Methods: Subjects (n=252, mean age 68.95±8.78 years old) were recruited in Beijing, China, and then divided into normal cognition (NC) group (n=89), amnestic mild cognitive impairment (aMCI) group (n=79) and AD group (n=84) according to diagnostic criteria. All subjects received neuropsychological assessments, laboratory tests and neuroimaging scans (MRI) at baseline. Plasma REST protein levels and distribution of the single-nucleotide polymorphisms (SNPs) of REST were compared across the three groups. Correlation between cognitive function, neuro-image and REST level was calculated using multi-linear-regression analysis. medial temporal-lobe atrophy (need to add this method).
Results: The plasma REST levels in both NC group (430.30±303.43) and aMCI group (414.27±263.39) were significantly higher than AD group ( NC vs AD, p=0.034; aMCI vs AD, p=0.033). There was no significant difference between NC and aMCI group (p=0.948). There was no significant difference among three groups on the distribution of the genotype distribution of Rs2227902 and Rs3976529 of REST gene. The REST level was correlated to left medial temporal-lobe atrophy index (r=0.306, p=0.023). After 6-month follow up, the REST level in NC group was positively related to the change scores of mini-mental state examination scale (MMSE) (r=0.289, p=0.02).
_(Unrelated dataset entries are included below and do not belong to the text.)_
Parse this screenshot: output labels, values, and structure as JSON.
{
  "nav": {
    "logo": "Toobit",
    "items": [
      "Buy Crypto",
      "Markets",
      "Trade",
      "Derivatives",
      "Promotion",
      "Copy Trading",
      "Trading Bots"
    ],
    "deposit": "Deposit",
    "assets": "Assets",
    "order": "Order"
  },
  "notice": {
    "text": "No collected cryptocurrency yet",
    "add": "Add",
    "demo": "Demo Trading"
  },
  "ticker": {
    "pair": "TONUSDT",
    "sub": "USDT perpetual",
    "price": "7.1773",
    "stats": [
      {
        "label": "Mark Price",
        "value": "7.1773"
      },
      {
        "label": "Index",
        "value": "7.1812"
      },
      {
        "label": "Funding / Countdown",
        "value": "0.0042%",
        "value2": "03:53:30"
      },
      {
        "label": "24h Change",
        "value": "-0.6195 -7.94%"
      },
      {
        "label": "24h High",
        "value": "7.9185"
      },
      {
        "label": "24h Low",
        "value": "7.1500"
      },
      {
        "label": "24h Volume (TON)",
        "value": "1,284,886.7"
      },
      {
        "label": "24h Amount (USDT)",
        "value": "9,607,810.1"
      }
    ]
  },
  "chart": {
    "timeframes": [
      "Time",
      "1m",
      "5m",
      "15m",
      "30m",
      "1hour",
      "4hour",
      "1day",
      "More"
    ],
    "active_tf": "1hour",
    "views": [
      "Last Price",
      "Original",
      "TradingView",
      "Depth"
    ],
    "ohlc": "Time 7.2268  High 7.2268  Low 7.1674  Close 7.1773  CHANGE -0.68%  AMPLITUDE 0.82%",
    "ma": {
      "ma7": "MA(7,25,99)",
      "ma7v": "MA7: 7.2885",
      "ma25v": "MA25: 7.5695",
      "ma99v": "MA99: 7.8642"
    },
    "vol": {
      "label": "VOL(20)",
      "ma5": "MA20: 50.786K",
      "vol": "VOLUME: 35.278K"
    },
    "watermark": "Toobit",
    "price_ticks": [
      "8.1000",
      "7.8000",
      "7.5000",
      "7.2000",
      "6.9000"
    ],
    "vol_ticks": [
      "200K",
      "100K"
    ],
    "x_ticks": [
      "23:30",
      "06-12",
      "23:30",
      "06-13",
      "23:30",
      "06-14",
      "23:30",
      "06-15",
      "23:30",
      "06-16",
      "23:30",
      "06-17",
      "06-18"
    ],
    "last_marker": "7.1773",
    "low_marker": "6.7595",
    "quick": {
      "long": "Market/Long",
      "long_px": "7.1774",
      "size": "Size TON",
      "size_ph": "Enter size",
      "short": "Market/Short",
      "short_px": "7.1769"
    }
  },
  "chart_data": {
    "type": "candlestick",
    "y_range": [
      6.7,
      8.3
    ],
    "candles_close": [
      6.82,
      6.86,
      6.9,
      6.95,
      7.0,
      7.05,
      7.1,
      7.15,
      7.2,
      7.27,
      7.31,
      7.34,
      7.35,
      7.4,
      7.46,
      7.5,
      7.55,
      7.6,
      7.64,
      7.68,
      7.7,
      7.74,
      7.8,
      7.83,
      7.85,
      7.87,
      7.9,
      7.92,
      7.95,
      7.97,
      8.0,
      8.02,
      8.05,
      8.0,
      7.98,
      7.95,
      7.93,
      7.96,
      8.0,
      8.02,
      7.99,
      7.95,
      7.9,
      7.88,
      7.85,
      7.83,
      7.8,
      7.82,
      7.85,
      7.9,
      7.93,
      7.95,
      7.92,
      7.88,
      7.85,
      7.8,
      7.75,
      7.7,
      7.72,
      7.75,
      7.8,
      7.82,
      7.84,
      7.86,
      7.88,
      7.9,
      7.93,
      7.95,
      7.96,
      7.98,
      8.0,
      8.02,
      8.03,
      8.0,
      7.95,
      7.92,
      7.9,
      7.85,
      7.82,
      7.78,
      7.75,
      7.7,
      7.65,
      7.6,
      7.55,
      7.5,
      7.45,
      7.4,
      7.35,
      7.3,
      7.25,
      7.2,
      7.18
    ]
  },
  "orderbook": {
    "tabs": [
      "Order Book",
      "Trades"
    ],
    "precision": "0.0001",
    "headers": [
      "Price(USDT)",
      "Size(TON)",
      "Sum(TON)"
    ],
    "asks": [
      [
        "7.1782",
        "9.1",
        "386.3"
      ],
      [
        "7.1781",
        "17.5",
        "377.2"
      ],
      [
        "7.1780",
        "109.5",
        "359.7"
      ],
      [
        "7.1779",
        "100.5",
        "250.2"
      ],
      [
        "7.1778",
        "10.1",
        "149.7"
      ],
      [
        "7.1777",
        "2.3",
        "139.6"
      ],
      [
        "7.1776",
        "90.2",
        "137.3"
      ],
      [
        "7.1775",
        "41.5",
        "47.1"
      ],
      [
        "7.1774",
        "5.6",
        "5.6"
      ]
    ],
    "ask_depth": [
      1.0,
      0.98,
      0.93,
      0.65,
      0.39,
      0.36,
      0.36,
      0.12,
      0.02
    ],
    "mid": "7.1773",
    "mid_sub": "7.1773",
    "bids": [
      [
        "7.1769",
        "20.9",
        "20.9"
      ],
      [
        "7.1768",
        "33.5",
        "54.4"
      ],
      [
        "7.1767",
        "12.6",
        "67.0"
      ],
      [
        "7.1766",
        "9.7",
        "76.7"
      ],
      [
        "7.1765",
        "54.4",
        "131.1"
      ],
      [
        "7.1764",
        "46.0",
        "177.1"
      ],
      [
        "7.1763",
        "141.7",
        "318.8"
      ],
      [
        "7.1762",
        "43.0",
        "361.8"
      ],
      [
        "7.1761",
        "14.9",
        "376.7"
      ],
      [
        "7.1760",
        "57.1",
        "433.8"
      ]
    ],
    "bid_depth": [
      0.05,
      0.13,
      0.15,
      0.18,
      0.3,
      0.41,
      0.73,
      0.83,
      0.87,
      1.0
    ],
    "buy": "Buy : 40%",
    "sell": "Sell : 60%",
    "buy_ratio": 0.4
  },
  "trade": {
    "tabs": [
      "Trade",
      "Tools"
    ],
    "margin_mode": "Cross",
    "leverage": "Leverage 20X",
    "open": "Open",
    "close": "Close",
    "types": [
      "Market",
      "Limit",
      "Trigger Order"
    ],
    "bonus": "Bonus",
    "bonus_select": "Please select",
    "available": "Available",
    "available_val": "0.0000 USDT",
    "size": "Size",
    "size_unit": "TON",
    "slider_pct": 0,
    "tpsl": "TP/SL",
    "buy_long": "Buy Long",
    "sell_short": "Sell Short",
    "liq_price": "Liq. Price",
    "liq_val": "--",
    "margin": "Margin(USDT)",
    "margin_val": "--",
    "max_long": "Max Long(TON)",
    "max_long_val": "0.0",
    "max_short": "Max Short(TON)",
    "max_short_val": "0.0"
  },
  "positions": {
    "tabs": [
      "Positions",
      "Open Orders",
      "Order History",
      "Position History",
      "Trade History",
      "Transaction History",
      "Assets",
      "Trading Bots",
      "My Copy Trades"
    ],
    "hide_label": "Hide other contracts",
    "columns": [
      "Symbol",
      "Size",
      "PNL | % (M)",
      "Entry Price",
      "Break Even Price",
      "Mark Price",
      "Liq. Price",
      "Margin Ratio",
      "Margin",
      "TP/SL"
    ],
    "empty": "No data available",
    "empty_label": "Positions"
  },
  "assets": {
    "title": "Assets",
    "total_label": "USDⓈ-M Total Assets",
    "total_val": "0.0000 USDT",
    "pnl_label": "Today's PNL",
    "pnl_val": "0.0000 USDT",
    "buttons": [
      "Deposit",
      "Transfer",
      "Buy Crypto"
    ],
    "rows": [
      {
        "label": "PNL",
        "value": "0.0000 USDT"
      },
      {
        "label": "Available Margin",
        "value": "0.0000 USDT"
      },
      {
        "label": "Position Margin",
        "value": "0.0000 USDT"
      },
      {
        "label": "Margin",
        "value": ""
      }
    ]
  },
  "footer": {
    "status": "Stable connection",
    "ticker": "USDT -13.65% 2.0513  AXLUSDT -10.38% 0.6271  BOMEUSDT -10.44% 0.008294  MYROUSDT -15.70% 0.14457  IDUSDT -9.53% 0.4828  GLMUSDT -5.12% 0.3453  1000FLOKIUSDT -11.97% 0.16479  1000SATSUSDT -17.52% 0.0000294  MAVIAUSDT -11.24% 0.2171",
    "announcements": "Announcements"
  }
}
Conclusion: Plasma REST protein declines in AD patients, which also associated with memory impairment and left temporal-lobe atrophy, which may have potential value for clinical diagnosis of AD.